Multiple investments and innovation programmes to boost agricultural production in Peru

The opening months of 2018 were a trying time, with strikes by potato growers from nine regions protesting the falling price of the crop and demanding support through the purchase of surplus volume by the government. Indeed, according to the Ministry of Agriculture and Irrigation (Ministerio de Agricultura y Riego, MINAGRI), the prices of several potato varieties more than halved between February 2016 and February 2018. This was attributed to overproduction of the crop, with then-minister of agriculture José Arista Arbildo saying that prices dropped due to several late-2017 harvests coinciding in certain regions.

To end the strike and reopen blocked transport routes, MINAGRI came to an agreement with farmers by pledging to purchase excess potato stocks for social assistance programmes. Some legislators disputed the claims of overproduction, however, noting that potato output had increased by less than 1% since 2014. In February 2018 Nuevo Perú party congressman Horacio Zevallos Parón stated that the issue was instead the result of MINAGRI’s lack of planning in regards to domestic and export demand, and that the ministry was not attending to the interests of local producers.

Recent Achievements

Despite the criticisms, MINAGRI has been working to increase agricultural yields, particularly in the high-altitude Andes region, and striving to diversify output. As a result, 2017 saw 25 local agricultural products access new international markets, while the government built reservoirs and irrigation systems serving 63,000 ha through the Sierra Azul programme. In May 2018 MINAGRI stated that it would invest PEN38m ($11.7m) in the San Antonio de Huarango irrigation project in the city of Cajamarca to the benefit of more than 4000 families. Furthermore, in June 2018 the ministry announced that it had allocated funds totalling PEN140.5m ($43.6m) to regional and local governments for the execution of 23 irrigation projects in 11 regions, which will improve output for nearly 10,000 smallholders. To facilitate more sector investment, a portal called PRESET was announced the same month for local and regional authorities to present investment projects and track their progress online.

Innovation Drive

The government’s National Agrarian Innovation Programme for Andean Cultivation (Programa Nacional de Innovación Agraria en Cultivos Andinos, PNIA), operated by the National Institute of Agrarian Innovation (Instituto Nacional de Innovación Agraria, INIA), harnesses technology to create new seed varieties and other advanced inputs to help increase production. The PNIA is being implemented in the mountain regions of Cusco, Cajamarca, Junín, Ayacucho and Puno at Experimental Agrarian Stations, as well as in some coastal areas. The programme aims to increase local producers’ competitiveness and position Peru as a quality exporter of the Andes region’s crops, which include quinoa, kiwicha, kañiwa, wheat, barley and fava beans. In June 2018 MINAGRI completed improvement works to the Andenes station and greenhouses in Cusco, in which it invested PEN4m ($1.2m) to boost research activities and technology transfer.

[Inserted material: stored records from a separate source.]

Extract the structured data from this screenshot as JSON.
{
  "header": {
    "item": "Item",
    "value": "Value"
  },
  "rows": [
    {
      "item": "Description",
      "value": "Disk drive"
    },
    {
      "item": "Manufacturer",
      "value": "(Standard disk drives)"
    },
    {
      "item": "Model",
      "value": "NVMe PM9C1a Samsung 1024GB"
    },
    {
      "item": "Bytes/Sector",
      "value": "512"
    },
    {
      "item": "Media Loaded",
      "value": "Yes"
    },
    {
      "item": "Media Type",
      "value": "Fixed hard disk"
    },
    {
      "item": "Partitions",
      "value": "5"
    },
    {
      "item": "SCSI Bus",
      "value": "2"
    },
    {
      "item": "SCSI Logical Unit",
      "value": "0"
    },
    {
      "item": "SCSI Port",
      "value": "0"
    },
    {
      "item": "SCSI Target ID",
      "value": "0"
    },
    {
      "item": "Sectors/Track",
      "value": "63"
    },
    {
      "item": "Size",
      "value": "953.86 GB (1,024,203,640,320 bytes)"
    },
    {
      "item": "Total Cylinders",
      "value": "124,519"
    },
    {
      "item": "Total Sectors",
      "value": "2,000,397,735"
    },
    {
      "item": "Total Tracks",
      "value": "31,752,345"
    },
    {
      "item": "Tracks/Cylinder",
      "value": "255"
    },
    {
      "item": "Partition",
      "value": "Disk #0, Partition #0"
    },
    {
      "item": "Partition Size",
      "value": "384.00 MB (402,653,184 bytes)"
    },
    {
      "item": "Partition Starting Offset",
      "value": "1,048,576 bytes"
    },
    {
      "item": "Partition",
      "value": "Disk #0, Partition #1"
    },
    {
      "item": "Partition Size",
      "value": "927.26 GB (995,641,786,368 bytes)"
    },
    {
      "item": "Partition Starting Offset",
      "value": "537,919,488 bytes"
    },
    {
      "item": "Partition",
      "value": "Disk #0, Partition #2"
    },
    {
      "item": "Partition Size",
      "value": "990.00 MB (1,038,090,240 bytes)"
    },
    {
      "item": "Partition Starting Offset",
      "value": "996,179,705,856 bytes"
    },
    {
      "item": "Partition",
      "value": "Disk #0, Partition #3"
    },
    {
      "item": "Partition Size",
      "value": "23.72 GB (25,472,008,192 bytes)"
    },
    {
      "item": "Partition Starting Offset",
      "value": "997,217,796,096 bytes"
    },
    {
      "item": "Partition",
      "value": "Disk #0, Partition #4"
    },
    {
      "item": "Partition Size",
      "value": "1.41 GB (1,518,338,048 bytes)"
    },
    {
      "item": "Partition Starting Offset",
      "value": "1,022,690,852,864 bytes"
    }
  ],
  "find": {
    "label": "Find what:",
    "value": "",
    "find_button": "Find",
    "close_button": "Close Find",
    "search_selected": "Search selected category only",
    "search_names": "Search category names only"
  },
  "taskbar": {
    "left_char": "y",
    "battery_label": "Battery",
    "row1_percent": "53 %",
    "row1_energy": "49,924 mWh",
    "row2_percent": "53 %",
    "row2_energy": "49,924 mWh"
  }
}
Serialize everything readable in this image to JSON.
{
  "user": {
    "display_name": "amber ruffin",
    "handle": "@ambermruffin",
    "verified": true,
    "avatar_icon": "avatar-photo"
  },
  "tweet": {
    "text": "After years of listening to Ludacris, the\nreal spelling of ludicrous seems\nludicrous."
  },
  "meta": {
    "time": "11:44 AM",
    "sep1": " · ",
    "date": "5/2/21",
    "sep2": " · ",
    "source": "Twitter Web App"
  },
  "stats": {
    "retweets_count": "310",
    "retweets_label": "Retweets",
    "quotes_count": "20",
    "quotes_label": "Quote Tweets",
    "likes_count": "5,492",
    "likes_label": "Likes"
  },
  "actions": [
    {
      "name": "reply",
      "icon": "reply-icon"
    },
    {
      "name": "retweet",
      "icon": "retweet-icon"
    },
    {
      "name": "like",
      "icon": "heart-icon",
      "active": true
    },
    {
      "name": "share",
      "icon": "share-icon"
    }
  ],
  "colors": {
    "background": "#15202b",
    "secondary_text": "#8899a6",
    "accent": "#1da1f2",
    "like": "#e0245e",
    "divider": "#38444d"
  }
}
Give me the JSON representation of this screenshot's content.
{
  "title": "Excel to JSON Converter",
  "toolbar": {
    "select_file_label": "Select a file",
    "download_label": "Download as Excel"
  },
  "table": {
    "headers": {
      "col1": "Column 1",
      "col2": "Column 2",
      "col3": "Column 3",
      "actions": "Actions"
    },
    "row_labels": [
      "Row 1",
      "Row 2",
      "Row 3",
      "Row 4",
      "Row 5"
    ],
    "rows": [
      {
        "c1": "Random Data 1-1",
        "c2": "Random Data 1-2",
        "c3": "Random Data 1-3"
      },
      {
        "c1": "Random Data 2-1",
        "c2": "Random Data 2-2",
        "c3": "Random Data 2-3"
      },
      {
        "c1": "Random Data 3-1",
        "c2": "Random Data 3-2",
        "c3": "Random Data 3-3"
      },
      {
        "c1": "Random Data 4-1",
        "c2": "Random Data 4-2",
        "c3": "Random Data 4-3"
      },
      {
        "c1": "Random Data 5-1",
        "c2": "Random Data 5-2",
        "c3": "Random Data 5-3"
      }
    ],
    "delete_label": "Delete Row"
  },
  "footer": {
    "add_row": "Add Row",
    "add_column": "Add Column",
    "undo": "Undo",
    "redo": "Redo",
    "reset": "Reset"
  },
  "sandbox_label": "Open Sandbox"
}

The INIA also manages the National System for Agrarian Innovation, aimed at raising agricultural yields through the application of new technologies, research funding and fostering foreign trade. In collaboration with the World Bank and the Inter-American Development Bank, it has funded numerous projects, such as the application of biotechnology for the cultivation of berries and the certification of coffee varieties in Cajamarca, processes to improve the quality of coffee produced in Junín, a programme to develop an elite strain of artichoke in the Junín region and the creation of frost-resistant quinoa in Puno.

In terms of livestock, the recently launched National Livestock Development Plan 2017-27 targets increased revenues and competitiveness for small and medium-sized operations by applying new technology to production, promoting more sustainable resource use and widening market access for local animal products.

You have reached the limit of premium articles you can view for free. 

Choose from the options below to purchase print or digital editions of our Reports. You can also purchase a website subscription giving you unlimited access to all of our Reports online for 12 months.

If you have already purchased this Report or have a website subscription, please login to continue.

The Report: Peru 2018

Agriculture & Fisheries chapter from The Report: Peru 2018

Cover of The Report: Peru 2018

The Report

This article is from the Agriculture & Fisheries chapter of The Report: Peru 2018. Explore other chapters from this report.